Given that we all live, work and play in a watershed, managing the health of streams, rivers and lakes in the metropolitan north Georgia area is everyone’s responsibility. Watersheds and rivers do not necessarily follow jurisdictional boundaries, therefore protecting our water resources requires a regional coordinated approach.
What is stormwater runoff?
When it rains, some of the rainwater soaks into the soil, and part of it flows over the ground and directly into creeks, streams or rivers. This water that runs off land surfaces is called runoff, or stormwater runoff.
What is a watershed?
A watershed is all the land area that drains to a given body of water. Every stream, river and lake has a watershed. Everything that happens to a watershed can affect what happens to our streams, rivers and lakes.
Why be concerned about stormwater?
Stormwater runoff occurs naturally, but as development and imperviousness increase in a watershed, the natural capacity of the soil and vegetation to infiltrate and take up rainfall decreases, and more rainfall becomes stormwater runoff. This can produce negative impacts such as streambank erosion and flooding. In addition, stormwater runoff picks up pollutants such as oil and grease, chemicals, nutrients, metals, and bacteria as it runs off the land and carries them to the nearest river or stream. This can result in water quality impairments leading to water quality violations. Because metro north Georgia region uses its rivers and lakes for recreation and as its primary source of drinking water, stormwater and watershed protection is something that everyone needs to be aware of.
How do we address the negative impacts of stormwater runoff?

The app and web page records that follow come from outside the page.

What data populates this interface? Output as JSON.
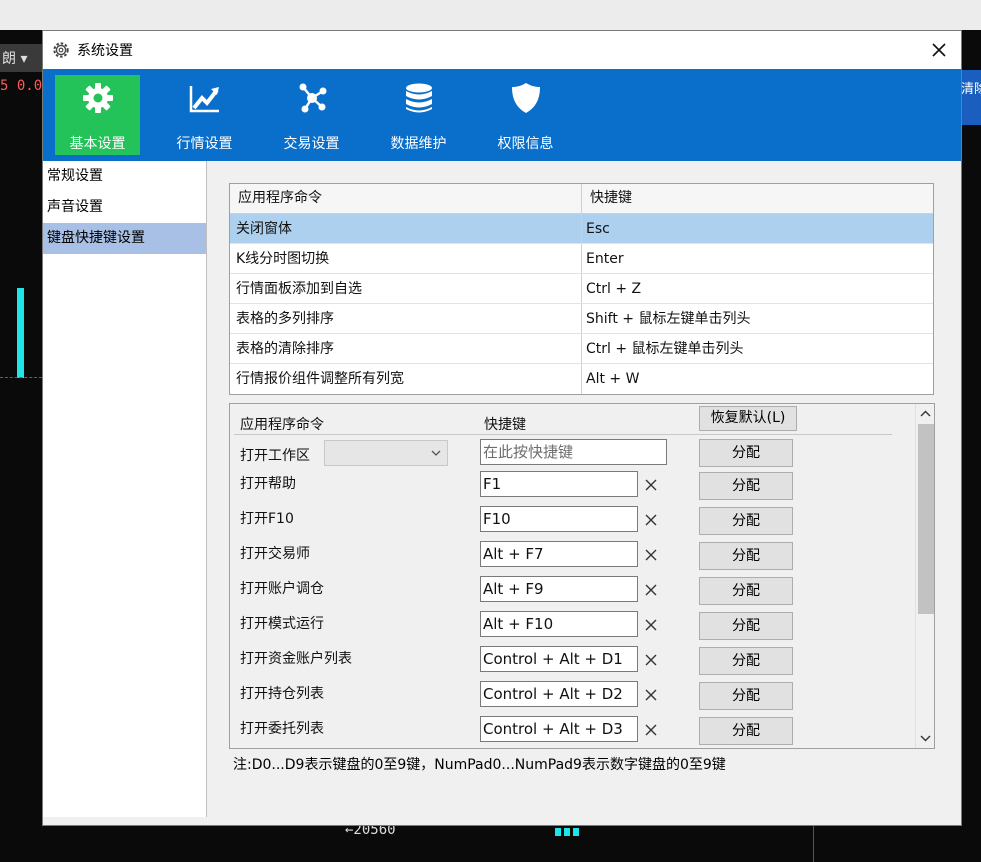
{
  "background": {
    "left_toolbar_text": "朗 ▾",
    "left_value": "5 0.0",
    "right_strip_text": "清除",
    "bottom_label": "←20560"
  },
  "dialog": {
    "title": "系统设置",
    "title_icon": "gear-icon",
    "close_icon": "close-icon"
  },
  "toolbar": {
    "items": [
      {
        "label": "基本设置",
        "icon": "gear-icon",
        "active": true
      },
      {
        "label": "行情设置",
        "icon": "chart-trend-icon",
        "active": false
      },
      {
        "label": "交易设置",
        "icon": "trade-network-icon",
        "active": false
      },
      {
        "label": "数据维护",
        "icon": "database-icon",
        "active": false
      },
      {
        "label": "权限信息",
        "icon": "shield-icon",
        "active": false
      }
    ]
  },
  "sidebar": {
    "items": [
      {
        "label": "常规设置",
        "active": false
      },
      {
        "label": "声音设置",
        "active": false
      },
      {
        "label": "键盘快捷键设置",
        "active": true
      }
    ]
  },
  "shortcut_table": {
    "headers": [
      "应用程序命令",
      "快捷键"
    ],
    "rows": [
      {
        "command": "关闭窗体",
        "key": "Esc",
        "selected": true
      },
      {
        "command": "K线分时图切换",
        "key": "Enter",
        "selected": false
      },
      {
        "command": "行情面板添加到自选",
        "key": "Ctrl + Z",
        "selected": false
      },
      {
        "command": "表格的多列排序",
        "key": "Shift + 鼠标左键单击列头",
        "selected": false
      },
      {
        "command": "表格的清除排序",
        "key": "Ctrl + 鼠标左键单击列头",
        "selected": false
      },
      {
        "command": "行情报价组件调整所有列宽",
        "key": "Alt + W",
        "selected": false
      }
    ]
  },
  "assign_panel": {
    "header_command": "应用程序命令",
    "header_key": "快捷键",
    "restore_label": "恢复默认(L)",
    "workspace_label": "打开工作区",
    "workspace_placeholder": "在此按快捷键",
    "assign_label": "分配",
    "rows": [
      {
        "command": "打开帮助",
        "key": "F1"
      },
      {
        "command": "打开F10",
        "key": "F10"
      },
      {
        "command": "打开交易师",
        "key": "Alt + F7"
      },
      {
        "command": "打开账户调仓",
        "key": "Alt + F9"
      },
      {
        "command": "打开模式运行",
        "key": "Alt + F10"
      },
      {
        "command": "打开资金账户列表",
        "key": "Control + Alt + D1"
      },
      {
        "command": "打开持仓列表",
        "key": "Control + Alt + D2"
      },
      {
        "command": "打开委托列表",
        "key": "Control + Alt + D3"
      }
    ]
  },
  "note": "注:D0...D9表示键盘的0至9键，NumPad0...NumPad9表示数字键盘的0至9键",
  "colors": {
    "toolbar_bg": "#0a6fcb",
    "active_tool": "#23c35a",
    "selected_row": "#acd0ee",
    "active_sidebar": "#a9c0e6"
  }
}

There are a number of ways to address the impacts of stormwater runoff. These include requiring post-construction structural stormwater controls for both runoff quantity and quality on all new development and redevelopment projects; encouraging better site design to reduce imperviousness and leave more land as greenspace; promoting pollution prevention practices to help keep contaminants out of stormwater; addressing illicit discharge and illegal connections to storm sewer systems; and providing for stream buffer protection and effective floodplain management.
- The stormwater management system in the City of Austell is a series of connected private and public systems that eventually drain into into the nearest creek - Buttermilk Creek, Powder Springs Creek, Noses Creek, Olley Creek, or Sweetwater Creek.
- All properties within the City, whether developed or undeveloped, contribute to stormwater runoff.
- All properties within the City benefit from the functions provided by the City of Austell’s Stormwater Utility.
- All properties within the City have the right to develop according to City codes and standards.
- The City of Austell's Stormwater Utility was established to:
- Provide flood control;
- Protect water quality;
- Provide safe conveyance of stormwater to streams, lakes, and wetlands;
- Protect natural habitat; and,
- Provide education to protect the environment.
- Stormwater rates are designed to be commensurate with the amount of stormwater runoff created by a property and vary with the degree of development.
- Current federal and state regulations that the City operates under do not require retrofitting of existing stormwater management systems. They provide opportunities for enhanced environmental benefit at the time of development or redevelopment.